A Super Bowl victory parade was held in downtown New Orleans two days later. Police estimated 300,000 to 500,000 people jammed the streets to cheer Saints players and coaches and see for themselves the Lombardi Trophy that symbolized the Super Bowl championship. With the event attracting Saints fans from throughout Louisiana and the Gulf Coast, an official of Blaine Kern Studios, which has staged Carnival parades in the city for decades, pegged the crowd estimate at 800,000 and added, “It was more people than we ever had downtown.” Euphoria over the victory continued well into the offseason, as the Saints organization mounted a traveling “Championship Tour” exhibit across the state that drew thousands of fans. Payton and Brees both wrote memoirs based in part on the Super Bowl–winning season, with both books debuting in the Top 10 of the New York Times’s bestsellers list.
Also in 2010, linebacker Rickey Jackson became the first player who spent most of his career as a Saint to be elected to the Pro Football Hall of Fame. Tackle Willie Roaf shared that honor in 2012. Saints general manager Jim Finks, who assembled the Mora-era playoff teams, was inducted as an administrator in 1995. Other Hall of Fame inductees who had tenures in New Orleans include Doug Atkins, Earl Campbell, Jim Taylor, and former coach Hank Stram. Two other former Saints coaches, Tom Fears and Mike Ditka, were elected for their accomplishments as players for other teams.

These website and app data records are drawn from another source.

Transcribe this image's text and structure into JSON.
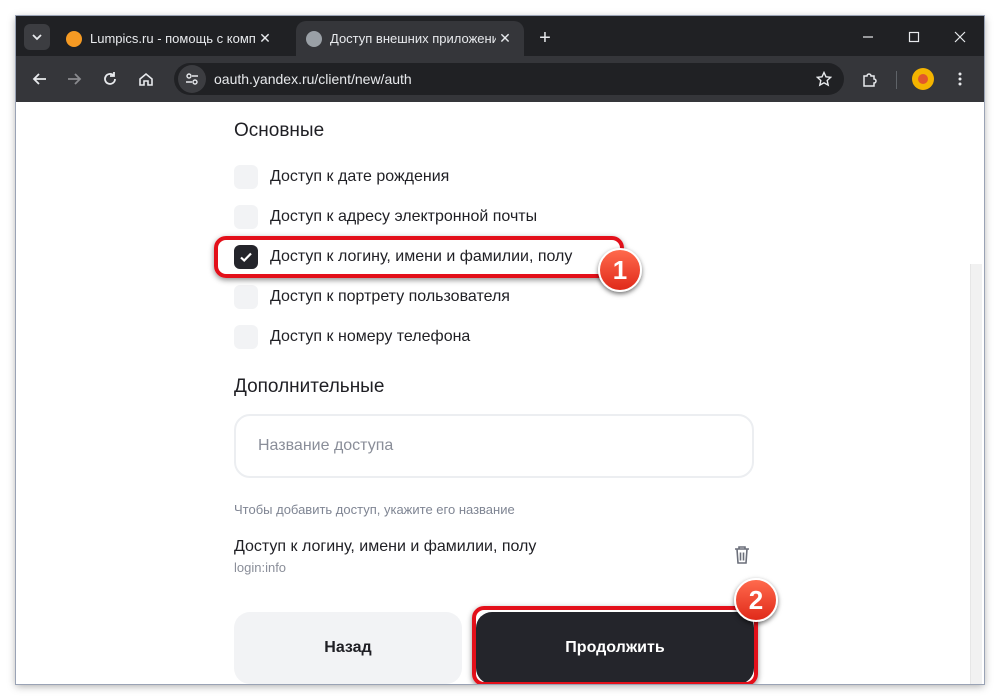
{
  "browser": {
    "tabs": [
      {
        "title": "Lumpics.ru - помощь с компьютером",
        "active": false,
        "favicon": "lumpics-orange-icon"
      },
      {
        "title": "Доступ внешних приложений",
        "active": true,
        "favicon": "globe-icon"
      }
    ],
    "address": "oauth.yandex.ru/client/new/auth"
  },
  "page": {
    "section_main": "Основные",
    "options": [
      {
        "label": "Доступ к дате рождения",
        "checked": false
      },
      {
        "label": "Доступ к адресу электронной почты",
        "checked": false
      },
      {
        "label": "Доступ к логину, имени и фамилии, полу",
        "checked": true
      },
      {
        "label": "Доступ к портрету пользователя",
        "checked": false
      },
      {
        "label": "Доступ к номеру телефона",
        "checked": false
      }
    ],
    "section_extra": "Дополнительные",
    "input_placeholder": "Название доступа",
    "input_hint": "Чтобы добавить доступ, укажите его название",
    "added_access": {
      "title": "Доступ к логину, имени и фамилии, полу",
      "scope": "login:info"
    },
    "back_label": "Назад",
    "continue_label": "Продолжить"
  },
  "annotations": {
    "badge1": "1",
    "badge2": "2",
    "highlight_color": "#e3101a"
  }
}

The Saints reached the playoffs in 2010 and 2011, then stumbled in 2012 as what became known as “the bounty scandal” marred their season. A league investigation determined that from 2009 to 2011, team members were paid bonuses for particularly hard hits and deliberately injuring opposing players. League Commissioner Roger Goodell suspended Payton for the entire 2012 season and general manager Mickey Loomis and assistant coach Joe Vitt for part of the season. Defensive Coordinator Gregg Williams, who was found to have organized the bounty program, was suspended indefinitely, even though he had already left the Saints for another team; four current or former Saints players also were suspended, and the team was fined $500,000 and forfeited second-round draft picks in the 2012 and 2013 drafts. Amid the disruption, the Saints struggled to a 7–9 record in 2012. After a year in exile, Payton returned in 2013 to a hero’s welcome from Saints players and fans, and Benson signed him to a new five-year contract, paying him $8 million a year and making him the highest-paid head coach in any professional sport in the United States.